No families take so little medicine as those of doctors, except those of apothecaries.—Oliver Wendell Holmes, 1860
It was announced in the Winnemac Daily News that Dr. Geake had been called from the chair of otolaryngology to the vice presidency of the puissant New Idea Medical Instrument and Furniture Company of Jersey City. In celebration he gave a final address to the entire medical school on “The Art and Science of Furnishing the Doctor’s Office.”
He was a neatly finished person, Geake, eyeglassed and enthusiastic and fond of people. He beamed on his loving students and cried:
“Gentlemen: the trouble with too many doctors, even those splendid old pioneer warhorses who through mud and storm, through winter’s chill blast and August’s untempered heat, go bringing cheer and surcease from pain to the world’s humblest, yet even these old Nestors not so infrequently settle down in a rut and never shake themselves loose. Now that I am leaving this field where I have labored so long and happily, I want to ask every manjack of you to read, before you begin to practice medicine, not merely your Rosenau and Howell and Gray, but also, as a preparation for being that which all good citizens must be, namely, practical men, a most valuable little manual of modern psychology, ‘How to Put Pep in Salesmanship,’ by Grosvenor A. Bibby. For don’t forget, gentlemen—and this is my last message to you—the man worthwhile is not merely the man who takes things with a smile but also the man who’s trained in philosophy, practical philosophy, so that instead of daydreaming and spending all this time talking about ‘ethics,’ splendid though they are, and ‘charity,’ glorious virtue though that be, yet he never forgets that unfortunately the world judges a man by the amount of good hard cash he can lay away. The graduates of the University of Hard Knocks judge a physician as they judge a businessman, not merely by his alleged ‘high ideals,’ but by the horsepower he puts into carrying them out—and making them pay! And from a scientific standpoint, don’t overlook the fact that the impression of properly remunerated competence which you make on a patient is of just as much importance in these days of the new psychology as the drugs you get into him or the operations he lets you get away with. The minute he begins to see that other folks appreciate and reward your skill, that minute he must begin to feel your power and so to get well.
“Nothing is more important in inspiring him than to have such an office that as soon as he steps into it, you have begun to sell him the idea of being properly cured. I don’t care whether a doctor has studied in Germany, Munich, Baltimore, and Rochester. I don’t care whether he has all science at his fingertips, whether he can instantly diagnose with a considerable degree of accuracy the most obscure ailment, whether he has the surgical technique of a Mayo, a Crile, a Blake, an Ochsner, a Cushing.
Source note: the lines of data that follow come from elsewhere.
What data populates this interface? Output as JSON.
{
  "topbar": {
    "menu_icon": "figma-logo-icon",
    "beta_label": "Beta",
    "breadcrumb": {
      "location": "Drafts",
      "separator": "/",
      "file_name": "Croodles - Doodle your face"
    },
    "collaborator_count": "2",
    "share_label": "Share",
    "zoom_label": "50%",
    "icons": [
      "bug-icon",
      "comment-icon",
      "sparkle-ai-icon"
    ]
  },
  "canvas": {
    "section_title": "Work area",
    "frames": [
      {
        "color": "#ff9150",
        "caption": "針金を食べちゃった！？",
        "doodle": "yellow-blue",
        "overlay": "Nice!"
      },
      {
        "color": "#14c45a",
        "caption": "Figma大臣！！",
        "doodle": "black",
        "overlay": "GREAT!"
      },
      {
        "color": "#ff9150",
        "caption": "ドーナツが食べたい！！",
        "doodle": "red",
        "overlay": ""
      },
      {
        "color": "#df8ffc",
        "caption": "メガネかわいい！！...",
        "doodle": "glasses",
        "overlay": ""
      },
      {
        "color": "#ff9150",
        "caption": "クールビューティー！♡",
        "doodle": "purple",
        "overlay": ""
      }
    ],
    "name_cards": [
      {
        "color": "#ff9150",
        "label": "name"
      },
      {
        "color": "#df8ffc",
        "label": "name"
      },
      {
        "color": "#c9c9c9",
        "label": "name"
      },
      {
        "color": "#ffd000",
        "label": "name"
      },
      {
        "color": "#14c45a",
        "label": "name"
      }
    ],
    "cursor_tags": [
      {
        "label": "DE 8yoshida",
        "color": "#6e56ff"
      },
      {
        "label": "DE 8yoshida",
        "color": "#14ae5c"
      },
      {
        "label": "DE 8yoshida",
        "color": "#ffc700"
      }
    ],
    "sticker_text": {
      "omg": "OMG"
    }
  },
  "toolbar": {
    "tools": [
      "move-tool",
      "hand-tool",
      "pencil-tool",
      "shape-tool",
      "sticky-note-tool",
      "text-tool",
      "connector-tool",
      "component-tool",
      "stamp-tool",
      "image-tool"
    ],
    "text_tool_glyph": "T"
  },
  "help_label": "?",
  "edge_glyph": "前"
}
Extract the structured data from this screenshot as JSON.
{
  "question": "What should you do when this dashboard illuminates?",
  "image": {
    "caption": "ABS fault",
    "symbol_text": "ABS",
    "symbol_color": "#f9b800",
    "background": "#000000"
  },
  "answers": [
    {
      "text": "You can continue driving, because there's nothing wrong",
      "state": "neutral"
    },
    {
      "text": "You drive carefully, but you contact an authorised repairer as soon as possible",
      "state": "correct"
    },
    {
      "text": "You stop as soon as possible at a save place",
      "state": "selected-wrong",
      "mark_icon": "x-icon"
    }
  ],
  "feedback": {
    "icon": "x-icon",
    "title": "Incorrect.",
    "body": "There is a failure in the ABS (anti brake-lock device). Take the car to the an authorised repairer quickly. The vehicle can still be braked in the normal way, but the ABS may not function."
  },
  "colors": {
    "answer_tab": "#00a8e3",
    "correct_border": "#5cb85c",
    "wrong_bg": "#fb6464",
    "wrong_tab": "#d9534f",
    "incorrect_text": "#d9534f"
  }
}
If he has a dirty old office, with hand-me-down chairs and a lot of secondhand magazines, then the patient isn’t going to have confidence in him; he is going to resist the treatment—and the doctor is going to have difficulty in putting over and collecting an adequate fee.
“To go far below the surface of this matter into the fundamental philosophy and aesthetics of office furnishing for the doctor, there are today two warring schools—the Tapestry School and the Aseptic School, if I may venture to so denominate and conveniently distinguish them. Both of them have their merits. The Tapestry School claims that luxurious chairs for waiting patients, handsome hand-painted pictures, a bookcase jammed with the world’s best literature in expensively bound sets, together with cut-glass vases and potted palms, produce an impression of that opulence which can come only from sheer ability and knowledge. The Aseptic School, on the other hand, maintains that what the patient wants is that appearance of scrupulous hygiene which can be produced only by furnishing the outer waiting room as well as the inner offices in white-painted chairs and tables, with merely a Japanese print against a gray wall.
“But, gentlemen, it seems obvious to me, so obvious that I wonder it has not been brought out before, that the ideal reception room is a combination of these two schools! Have your potted palms and handsome pictures—to the practical physician they are as necessary a part of his working equipment as a sterilizer or a Baumanometer. But so far as possible have everything in sanitary-looking white—and think of the color schemes you can evolve, or the good wife for you, if she be one blessed with artistic tastes! Rich golden or red cushions, in a Morris chair enameled the purest white! A floor covering of white enamel, with just a border of delicate rose! Recent and unspotted numbers of expensive magazines, with art covers, lying on a white table! Gentlemen, there is the idea of imaginative salesmanship which I wish to leave with you; there is the gospel which I hope to spread in my fresh field of endeavor, the New Idea Instrument Company of Jersey City, where at any time I shall be glad to see and shake by the hand any and all of you.”
From Arrowsmith. In 1926 Lewis declined a Pulitzer Prize since it was awarded not on literary grounds but on the work’s ability to attest to “the wholesome atmosphere of American life.” In 1930 he became the first American recipient of the Nobel Prize for Literature, having published Main Street, Babbitt, and Arrowsmith in the previous decade. He died an alcoholic in 1951 at the age of sixty-five.